Marketing your pumped storage flexibility
Today there are several different types of markets where you can market flexibility from your pumped storage. The most well-known are balancing markets, which were created in order to provide grid stability through flexibility. They have traditionally been the main avenue for marketing pumped storage, and using them can make sense depending on your goals. However, these markets, run directly by TSOs, are characterized by rigid and complex rules, and the barriers to entry are quite high. Pricing is largely influenced by a few large market participants. Finally, it requires giving the TSO a great degree of control over your plant: you commit to having a certain capacity available, and the TSO decides at very short notice whether or not it’s needed.
Day-ahead auctions (and more recently in some locations intraday auctions) are also a possibility. However, their longer lead times compared to other short-term markets means that they don’t really address the very short-term flexibility issues that are prevalent in today’s power systems.
The most recent - and highly attractive - option is the continuous intraday market. You can take advantage of price fluctuations, buying and selling up until just minutes before physical delivery of the power. Trades are executed on an organized exchange with friendlier rules and much lower barriers to entry. And you have much more freedom compared to balancing markets - at any time if conditions change you can change your mind and trade back a position you previously entered. This market provides ample opportunities to profit from your flexibility.

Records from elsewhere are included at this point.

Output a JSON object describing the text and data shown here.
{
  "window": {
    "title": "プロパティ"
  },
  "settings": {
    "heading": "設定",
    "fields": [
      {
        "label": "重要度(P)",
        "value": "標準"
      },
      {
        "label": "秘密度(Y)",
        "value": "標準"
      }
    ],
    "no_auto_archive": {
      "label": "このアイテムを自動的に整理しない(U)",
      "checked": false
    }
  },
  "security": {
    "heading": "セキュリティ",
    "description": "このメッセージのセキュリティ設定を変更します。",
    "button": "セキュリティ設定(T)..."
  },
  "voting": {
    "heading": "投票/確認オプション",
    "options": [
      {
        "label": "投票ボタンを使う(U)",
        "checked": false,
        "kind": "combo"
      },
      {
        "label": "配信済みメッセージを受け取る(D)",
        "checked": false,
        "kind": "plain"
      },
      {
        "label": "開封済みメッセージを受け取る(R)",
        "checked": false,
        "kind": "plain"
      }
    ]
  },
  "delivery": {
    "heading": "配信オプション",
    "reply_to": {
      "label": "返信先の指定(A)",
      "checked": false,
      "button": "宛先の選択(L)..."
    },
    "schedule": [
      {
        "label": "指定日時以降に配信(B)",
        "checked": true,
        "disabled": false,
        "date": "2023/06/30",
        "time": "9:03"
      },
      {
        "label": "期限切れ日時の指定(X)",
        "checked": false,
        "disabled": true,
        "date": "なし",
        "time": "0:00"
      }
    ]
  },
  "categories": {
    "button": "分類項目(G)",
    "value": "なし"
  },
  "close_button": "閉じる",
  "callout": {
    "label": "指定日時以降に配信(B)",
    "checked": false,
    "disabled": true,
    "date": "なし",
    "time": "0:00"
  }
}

However, entering the intraday market today is still no easy task if you do it yourself. Increased volume and volatility, an ever-growing number of products, and the move to trading in near real-time make it extremely challenging for manual traders to succeed. To keep up with the competition, you really need to implement algorithmic trading and automation of the full trading value chain. As we’ve described before in greater detail, running your own intraday trading operations requires a complex setup including software, sophisticated data analysis, and a specialized team.
Are you interested in marketing your pumped hydro asset but not sure how to get started? Or just wanting to avoid the hassles of running your own modern intraday trading desk? Our team of experts in AI-based energy trading can take care of it for you, getting you started in no time with full transparency and no risk.
How much is your pumped hydro flexibility really worth? Find out now with our flexibility valuator.
Photo: © VERBUND